Each record below needs to be set down again exactly.

→ GIVEN RECORDS:
******************************

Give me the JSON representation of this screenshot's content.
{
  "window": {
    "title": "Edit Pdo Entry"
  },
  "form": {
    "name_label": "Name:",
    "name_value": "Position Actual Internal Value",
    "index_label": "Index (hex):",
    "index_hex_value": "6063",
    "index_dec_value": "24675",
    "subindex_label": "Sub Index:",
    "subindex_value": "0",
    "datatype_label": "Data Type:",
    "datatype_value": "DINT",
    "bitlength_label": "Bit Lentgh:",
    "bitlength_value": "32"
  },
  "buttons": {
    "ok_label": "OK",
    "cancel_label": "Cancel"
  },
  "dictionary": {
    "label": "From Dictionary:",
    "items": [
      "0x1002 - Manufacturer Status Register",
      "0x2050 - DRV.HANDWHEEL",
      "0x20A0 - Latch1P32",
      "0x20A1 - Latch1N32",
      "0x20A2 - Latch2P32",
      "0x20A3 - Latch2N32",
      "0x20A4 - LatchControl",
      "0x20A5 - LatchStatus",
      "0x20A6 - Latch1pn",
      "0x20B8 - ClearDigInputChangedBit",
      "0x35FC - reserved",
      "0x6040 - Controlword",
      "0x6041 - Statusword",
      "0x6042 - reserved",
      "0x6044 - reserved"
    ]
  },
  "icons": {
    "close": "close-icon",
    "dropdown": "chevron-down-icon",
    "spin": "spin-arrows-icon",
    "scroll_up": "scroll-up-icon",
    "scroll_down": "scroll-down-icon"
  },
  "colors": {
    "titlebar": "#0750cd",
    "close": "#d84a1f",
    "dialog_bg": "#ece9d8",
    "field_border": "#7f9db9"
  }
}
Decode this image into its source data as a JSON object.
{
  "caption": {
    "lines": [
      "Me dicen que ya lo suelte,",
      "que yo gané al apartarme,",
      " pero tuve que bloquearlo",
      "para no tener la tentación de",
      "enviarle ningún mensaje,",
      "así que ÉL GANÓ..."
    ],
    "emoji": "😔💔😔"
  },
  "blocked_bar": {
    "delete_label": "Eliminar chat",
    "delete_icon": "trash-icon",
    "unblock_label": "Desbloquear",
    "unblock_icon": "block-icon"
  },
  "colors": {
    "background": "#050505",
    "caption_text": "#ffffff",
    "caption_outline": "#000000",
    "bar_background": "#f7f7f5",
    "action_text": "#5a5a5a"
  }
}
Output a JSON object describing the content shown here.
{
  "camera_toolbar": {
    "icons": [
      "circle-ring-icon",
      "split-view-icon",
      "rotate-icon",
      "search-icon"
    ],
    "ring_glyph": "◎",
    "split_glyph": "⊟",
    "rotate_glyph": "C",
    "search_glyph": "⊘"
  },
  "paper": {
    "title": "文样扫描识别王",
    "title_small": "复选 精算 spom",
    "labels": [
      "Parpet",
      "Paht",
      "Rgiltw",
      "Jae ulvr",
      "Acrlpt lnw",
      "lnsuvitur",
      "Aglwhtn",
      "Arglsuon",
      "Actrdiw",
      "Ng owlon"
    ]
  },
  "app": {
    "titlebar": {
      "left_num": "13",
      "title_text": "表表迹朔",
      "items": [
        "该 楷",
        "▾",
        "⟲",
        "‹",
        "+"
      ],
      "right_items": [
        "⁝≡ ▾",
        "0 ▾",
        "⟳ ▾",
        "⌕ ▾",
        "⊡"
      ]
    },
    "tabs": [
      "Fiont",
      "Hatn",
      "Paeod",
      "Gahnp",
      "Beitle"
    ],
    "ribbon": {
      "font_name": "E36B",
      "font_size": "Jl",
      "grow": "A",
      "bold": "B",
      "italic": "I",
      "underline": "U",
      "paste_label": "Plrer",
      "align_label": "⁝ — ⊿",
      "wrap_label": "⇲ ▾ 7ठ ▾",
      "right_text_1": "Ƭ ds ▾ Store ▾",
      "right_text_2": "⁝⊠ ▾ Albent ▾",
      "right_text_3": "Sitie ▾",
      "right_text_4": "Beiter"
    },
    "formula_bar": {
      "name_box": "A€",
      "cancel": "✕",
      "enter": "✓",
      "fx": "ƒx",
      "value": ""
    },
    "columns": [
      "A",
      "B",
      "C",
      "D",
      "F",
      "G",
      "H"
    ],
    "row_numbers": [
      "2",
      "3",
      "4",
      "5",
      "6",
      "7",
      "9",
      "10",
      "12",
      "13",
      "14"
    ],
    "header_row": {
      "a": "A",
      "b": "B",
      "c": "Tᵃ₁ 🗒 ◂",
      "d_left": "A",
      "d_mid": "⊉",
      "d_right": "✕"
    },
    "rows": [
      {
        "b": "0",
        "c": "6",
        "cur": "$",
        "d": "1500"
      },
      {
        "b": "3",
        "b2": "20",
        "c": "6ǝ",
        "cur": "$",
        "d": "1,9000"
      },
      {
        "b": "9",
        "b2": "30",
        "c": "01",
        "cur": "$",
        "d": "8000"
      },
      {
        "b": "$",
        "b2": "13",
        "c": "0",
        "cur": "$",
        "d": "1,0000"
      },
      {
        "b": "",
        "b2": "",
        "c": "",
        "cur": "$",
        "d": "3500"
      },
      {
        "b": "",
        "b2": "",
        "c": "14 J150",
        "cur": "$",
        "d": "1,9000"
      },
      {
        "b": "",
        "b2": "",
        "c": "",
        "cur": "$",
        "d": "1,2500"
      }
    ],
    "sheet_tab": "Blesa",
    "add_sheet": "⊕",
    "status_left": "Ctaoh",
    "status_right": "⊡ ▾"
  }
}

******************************

→ WRITTEN ANSWER:
Give me the JSON representation of this screenshot's content.
{
  "window": {
    "title": "Edit Pdo Entry"
  },
  "form": {
    "name_label": "Name:",
    "name_value": "Position Actual Internal Value",
    "index_label": "Index (hex):",
    "index_hex_value": "6063",
    "index_dec_value": "24675",
    "subindex_label": "Sub Index:",
    "subindex_value": "0",
    "datatype_label": "Data Type:",
    "datatype_value": "DINT",
    "bitlength_label": "Bit Lentgh:",
    "bitlength_value": "32"
  },
  "buttons": {
    "ok_label": "OK",
    "cancel_label": "Cancel"
  },
  "dictionary": {
    "label": "From Dictionary:",
    "items": [
      "0x1002 - Manufacturer Status Register",
      "0x2050 - DRV.HANDWHEEL",
      "0x20A0 - Latch1P32",
      "0x20A1 - Latch1N32",
      "0x20A2 - Latch2P32",
      "0x20A3 - Latch2N32",
      "0x20A4 - LatchControl",
      "0x20A5 - LatchStatus",
      "0x20A6 - Latch1pn",
      "0x20B8 - ClearDigInputChangedBit",
      "0x35FC - reserved",
      "0x6040 - Controlword",
      "0x6041 - Statusword",
      "0x6042 - reserved",
      "0x6044 - reserved"
    ]
  },
  "icons": {
    "close": "close-icon",
    "dropdown": "chevron-down-icon",
    "spin": "spin-arrows-icon",
    "scroll_up": "scroll-up-icon",
    "scroll_down": "scroll-down-icon"
  },
  "colors": {
    "titlebar": "#0750cd",
    "close": "#d84a1f",
    "dialog_bg": "#ece9d8",
    "field_border": "#7f9db9"
  }
}
Decode this image into its source data as a JSON object.
{
  "caption": {
    "lines": [
      "Me dicen que ya lo suelte,",
      "que yo gané al apartarme,",
      " pero tuve que bloquearlo",
      "para no tener la tentación de",
      "enviarle ningún mensaje,",
      "así que ÉL GANÓ..."
    ],
    "emoji": "😔💔😔"
  },
  "blocked_bar": {
    "delete_label": "Eliminar chat",
    "delete_icon": "trash-icon",
    "unblock_label": "Desbloquear",
    "unblock_icon": "block-icon"
  },
  "colors": {
    "background": "#050505",
    "caption_text": "#ffffff",
    "caption_outline": "#000000",
    "bar_background": "#f7f7f5",
    "action_text": "#5a5a5a"
  }
}
Output a JSON object describing the content shown here.
{
  "camera_toolbar": {
    "icons": [
      "circle-ring-icon",
      "split-view-icon",
      "rotate-icon",
      "search-icon"
    ],
    "ring_glyph": "◎",
    "split_glyph": "⊟",
    "rotate_glyph": "C",
    "search_glyph": "⊘"
  },
  "paper": {
    "title": "文样扫描识别王",
    "title_small": "复选 精算 spom",
    "labels": [
      "Parpet",
      "Paht",
      "Rgiltw",
      "Jae ulvr",
      "Acrlpt lnw",
      "lnsuvitur",
      "Aglwhtn",
      "Arglsuon",
      "Actrdiw",
      "Ng owlon"
    ]
  },
  "app": {
    "titlebar": {
      "left_num": "13",
      "title_text": "表表迹朔",
      "items": [
        "该 楷",
        "▾",
        "⟲",
        "‹",
        "+"
      ],
      "right_items": [
        "⁝≡ ▾",
        "0 ▾",
        "⟳ ▾",
        "⌕ ▾",
        "⊡"
      ]
    },
    "tabs": [
      "Fiont",
      "Hatn",
      "Paeod",
      "Gahnp",
      "Beitle"
    ],
    "ribbon": {
      "font_name": "E36B",
      "font_size": "Jl",
      "grow": "A",
      "bold": "B",
      "italic": "I",
      "underline": "U",
      "paste_label": "Plrer",
      "align_label": "⁝ — ⊿",
      "wrap_label": "⇲ ▾ 7ठ ▾",
      "right_text_1": "Ƭ ds ▾ Store ▾",
      "right_text_2": "⁝⊠ ▾ Albent ▾",
      "right_text_3": "Sitie ▾",
      "right_text_4": "Beiter"
    },
    "formula_bar": {
      "name_box": "A€",
      "cancel": "✕",
      "enter": "✓",
      "fx": "ƒx",
      "value": ""
    },
    "columns": [
      "A",
      "B",
      "C",
      "D",
      "F",
      "G",
      "H"
    ],
    "row_numbers": [
      "2",
      "3",
      "4",
      "5",
      "6",
      "7",
      "9",
      "10",
      "12",
      "13",
      "14"
    ],
    "header_row": {
      "a": "A",
      "b": "B",
      "c": "Tᵃ₁ 🗒 ◂",
      "d_left": "A",
      "d_mid": "⊉",
      "d_right": "✕"
    },
    "rows": [
      {
        "b": "0",
        "c": "6",
        "cur": "$",
        "d": "1500"
      },
      {
        "b": "3",
        "b2": "20",
        "c": "6ǝ",
        "cur": "$",
        "d": "1,9000"
      },
      {
        "b": "9",
        "b2": "30",
        "c": "01",
        "cur": "$",
        "d": "8000"
      },
      {
        "b": "$",
        "b2": "13",
        "c": "0",
        "cur": "$",
        "d": "1,0000"
      },
      {
        "b": "",
        "b2": "",
        "c": "",
        "cur": "$",
        "d": "3500"
      },
      {
        "b": "",
        "b2": "",
        "c": "14 J150",
        "cur": "$",
        "d": "1,9000"
      },
      {
        "b": "",
        "b2": "",
        "c": "",
        "cur": "$",
        "d": "1,2500"
      }
    ],
    "sheet_tab": "Blesa",
    "add_sheet": "⊕",
    "status_left": "Ctaoh",
    "status_right": "⊡ ▾"
  }
}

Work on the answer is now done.